Exercise requirements ▸ For this exercise, copy each line of the records that contains the word "WebSite".

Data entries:
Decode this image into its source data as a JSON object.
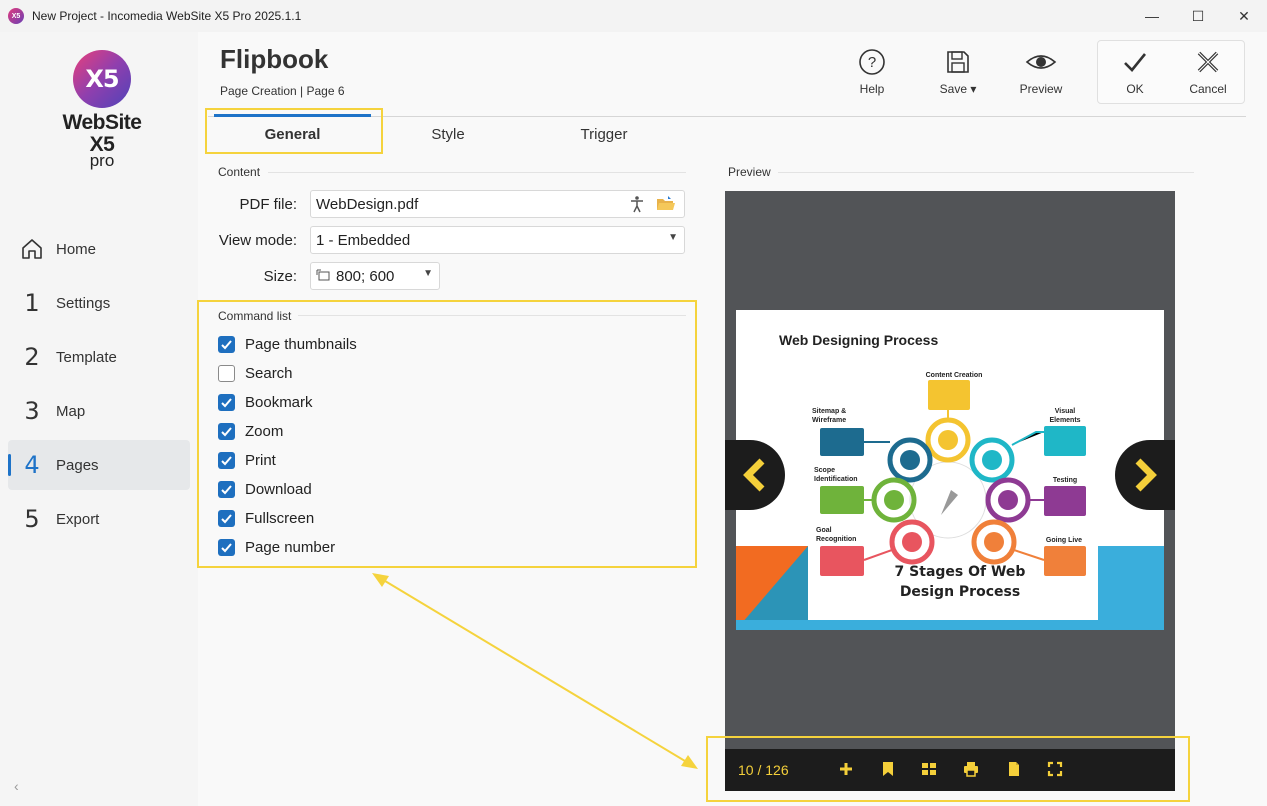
{
  "window": {
    "title": "New Project - Incomedia WebSite X5 Pro 2025.1.1",
    "minimize": "—",
    "maximize": "☐",
    "close": "✕"
  },
  "logo": {
    "mark": "X5",
    "name": "WebSite X5",
    "edition": "pro"
  },
  "sidebar": {
    "items": [
      {
        "num": "",
        "label": "Home",
        "icon": "home-icon"
      },
      {
        "num": "1",
        "label": "Settings"
      },
      {
        "num": "2",
        "label": "Template"
      },
      {
        "num": "3",
        "label": "Map"
      },
      {
        "num": "4",
        "label": "Pages",
        "active": true
      },
      {
        "num": "5",
        "label": "Export"
      }
    ],
    "collapse": "‹"
  },
  "header": {
    "title": "Flipbook",
    "subtitle": "Page Creation | Page 6",
    "help": "Help",
    "save": "Save",
    "preview": "Preview",
    "ok": "OK",
    "cancel": "Cancel"
  },
  "tabs": [
    {
      "label": "General",
      "active": true
    },
    {
      "label": "Style"
    },
    {
      "label": "Trigger"
    }
  ],
  "content": {
    "section_label": "Content",
    "pdf_label": "PDF file:",
    "pdf_value": "WebDesign.pdf",
    "view_label": "View mode:",
    "view_value": "1 - Embedded",
    "size_label": "Size:",
    "size_value": "800; 600"
  },
  "commands": {
    "section_label": "Command list",
    "items": [
      {
        "label": "Page thumbnails",
        "checked": true
      },
      {
        "label": "Search",
        "checked": false
      },
      {
        "label": "Bookmark",
        "checked": true
      },
      {
        "label": "Zoom",
        "checked": true
      },
      {
        "label": "Print",
        "checked": true
      },
      {
        "label": "Download",
        "checked": true
      },
      {
        "label": "Fullscreen",
        "checked": true
      },
      {
        "label": "Page number",
        "checked": true
      }
    ]
  },
  "preview": {
    "label": "Preview",
    "slide_title": "Web Designing Process",
    "slide_heading_1": "7 Stages Of Web",
    "slide_heading_2": "Design Process",
    "stages": {
      "content": "Content Creation",
      "sitemap_1": "Sitemap &",
      "sitemap_2": "Wireframe",
      "visual_1": "Visual",
      "visual_2": "Elements",
      "scope_1": "Scope",
      "scope_2": "Identification",
      "testing": "Testing",
      "goal_1": "Goal",
      "goal_2": "Recognition",
      "live": "Going Live"
    },
    "page_counter": "10 / 126",
    "accent": "#f4cf3a"
  },
  "colors": {
    "highlight": "#f5d33d",
    "accent_blue": "#1e73c8"
  }
}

Reply to the task ▸
    "title": "New Project - Incomedia WebSite X5 Pro 2025.1.1",
    "name": "WebSite X5",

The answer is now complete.